For me, it was a eureka moment.  I saw beyond the words, to the implications of the way the mother reads her letter:

‘Slowly, slowly she sipped a sentence, and then looked up and out of the window, her lips trembling a little, and then another sentence, and again the old face turned to the light, tasting it…’

The story opened out again, as if Mansfield’s words were only a window onto a much bigger and more complex view of the war.  How terrible a letter it must have been for a mother to receive, and how discreetly Mansfield has conveyed this contrast between our narrator and the landscape she travels through.

I think I’ve mentioned before, that I don’t think of Mansfield as an easy read.  In some ways, this is one of her more accessible pieces.  The narrator’s journey provides structure.  The cameo portraits flesh it out and provide colour, and we could skip past the references that don’t have apparent meaning.  This was, after all, written ninety-eight years ago. On some level, isn’t story always a piece of social history, directly or indirectly, that we can choose to explore or ignore?

I think yes, and certainly not every story is worth digging into.  But to spend a little time on this one is to see what was happening in the wider world at that moment.  Once I started to find the patterns, even the title, An Indiscreet Journey began to acquire additional implications.
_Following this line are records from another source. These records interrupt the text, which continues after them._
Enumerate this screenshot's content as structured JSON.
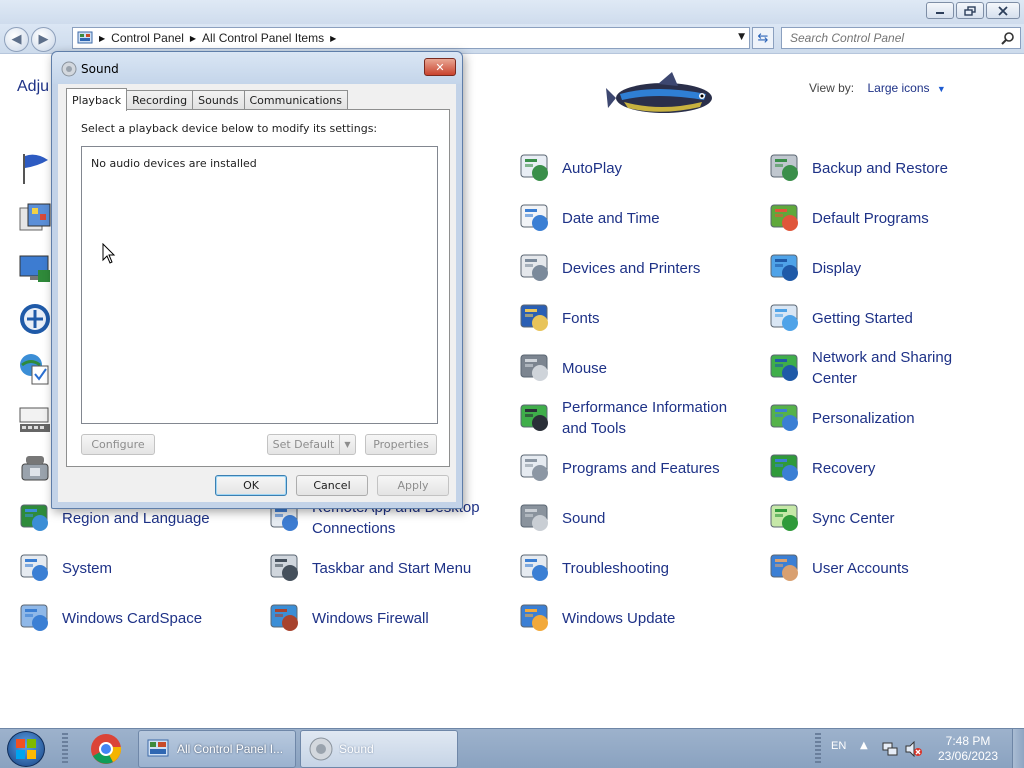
{
  "window": {
    "caption_buttons": [
      "minimize-icon",
      "restore-icon",
      "close-icon"
    ],
    "address": {
      "crumbs": [
        "Control Panel",
        "All Control Panel Items"
      ]
    },
    "search_placeholder": "Search Control Panel",
    "heading": "Adju",
    "view_by_label": "View by:",
    "view_by_value": "Large icons"
  },
  "items_left_hidden_icons": [
    "flag-icon",
    "monitor-color-icon",
    "remote-monitor-icon",
    "ease-of-access-icon",
    "globe-check-icon",
    "keyboard-icon",
    "phone-modem-icon"
  ],
  "items": [
    {
      "label": "AutoPlay",
      "icon": "autoplay-icon"
    },
    {
      "label": "Backup and Restore",
      "icon": "backup-icon"
    },
    {
      "label": "Date and Time",
      "icon": "clock-calendar-icon"
    },
    {
      "label": "Default Programs",
      "icon": "default-programs-icon"
    },
    {
      "label": "Devices and Printers",
      "icon": "printer-icon"
    },
    {
      "label": "Display",
      "icon": "display-icon"
    },
    {
      "label": "Fonts",
      "icon": "fonts-folder-icon"
    },
    {
      "label": "Getting Started",
      "icon": "getting-started-icon"
    },
    {
      "label": "Mouse",
      "icon": "mouse-icon"
    },
    {
      "label": "Network and Sharing Center",
      "icon": "network-icon"
    },
    {
      "label": "Performance Information and Tools",
      "icon": "performance-icon"
    },
    {
      "label": "Personalization",
      "icon": "personalization-icon"
    },
    {
      "label": "Programs and Features",
      "icon": "programs-icon"
    },
    {
      "label": "Recovery",
      "icon": "recovery-icon"
    },
    {
      "label": "Region and Language",
      "icon": "region-globe-icon"
    },
    {
      "label": "RemoteApp and Desktop Connections",
      "icon": "remoteapp-icon"
    },
    {
      "label": "Sound",
      "icon": "speaker-icon"
    },
    {
      "label": "Sync Center",
      "icon": "sync-icon"
    },
    {
      "label": "System",
      "icon": "system-icon"
    },
    {
      "label": "Taskbar and Start Menu",
      "icon": "taskbar-icon"
    },
    {
      "label": "Troubleshooting",
      "icon": "troubleshooting-icon"
    },
    {
      "label": "User Accounts",
      "icon": "user-accounts-icon"
    },
    {
      "label": "Windows CardSpace",
      "icon": "cardspace-icon"
    },
    {
      "label": "Windows Firewall",
      "icon": "firewall-icon"
    },
    {
      "label": "Windows Update",
      "icon": "windows-update-icon"
    }
  ],
  "dialog": {
    "title": "Sound",
    "tabs": [
      "Playback",
      "Recording",
      "Sounds",
      "Communications"
    ],
    "active_tab": "Playback",
    "instruction": "Select a playback device below to modify its settings:",
    "empty_message": "No audio devices are installed",
    "configure": "Configure",
    "set_default": "Set Default",
    "properties": "Properties",
    "ok": "OK",
    "cancel": "Cancel",
    "apply": "Apply"
  },
  "taskbar": {
    "buttons": [
      "All Control Panel I...",
      "Sound"
    ],
    "language": "EN",
    "time": "7:48 PM",
    "date": "23/06/2023"
  }
}
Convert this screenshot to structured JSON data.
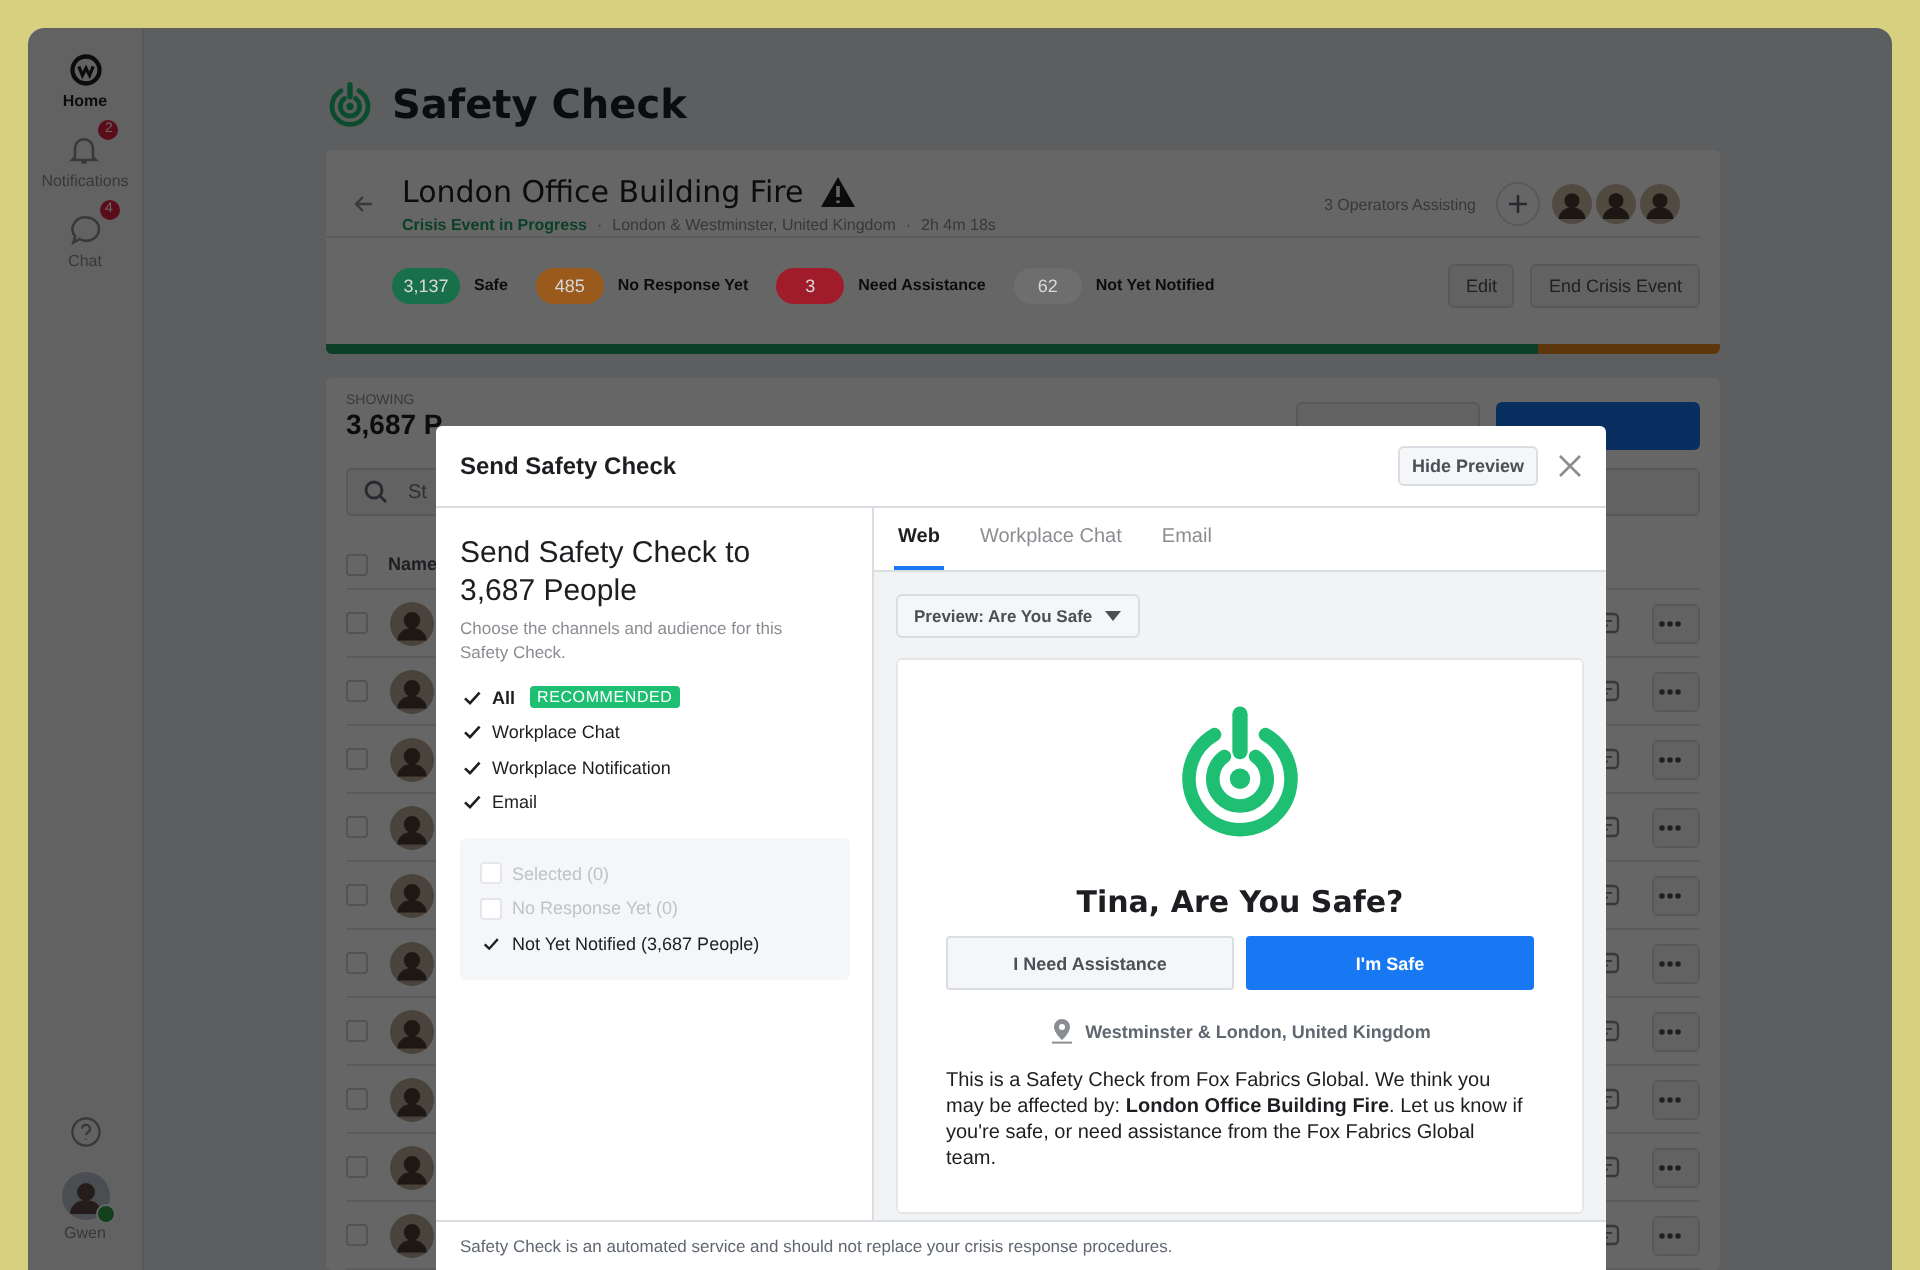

WWI postcardSo if you’re looking for a story to re-read, pick this one.  If you’re looking for a story to read with a reading group, ditto.  If any story can demonstrate the merits of what a reading group achieves, this is it.  As we head for the hundred year anniversary of the start of The Great War, there is certain to be a lot of re-discovery going on with literature.  Here’s a suggestion for an early start you might make.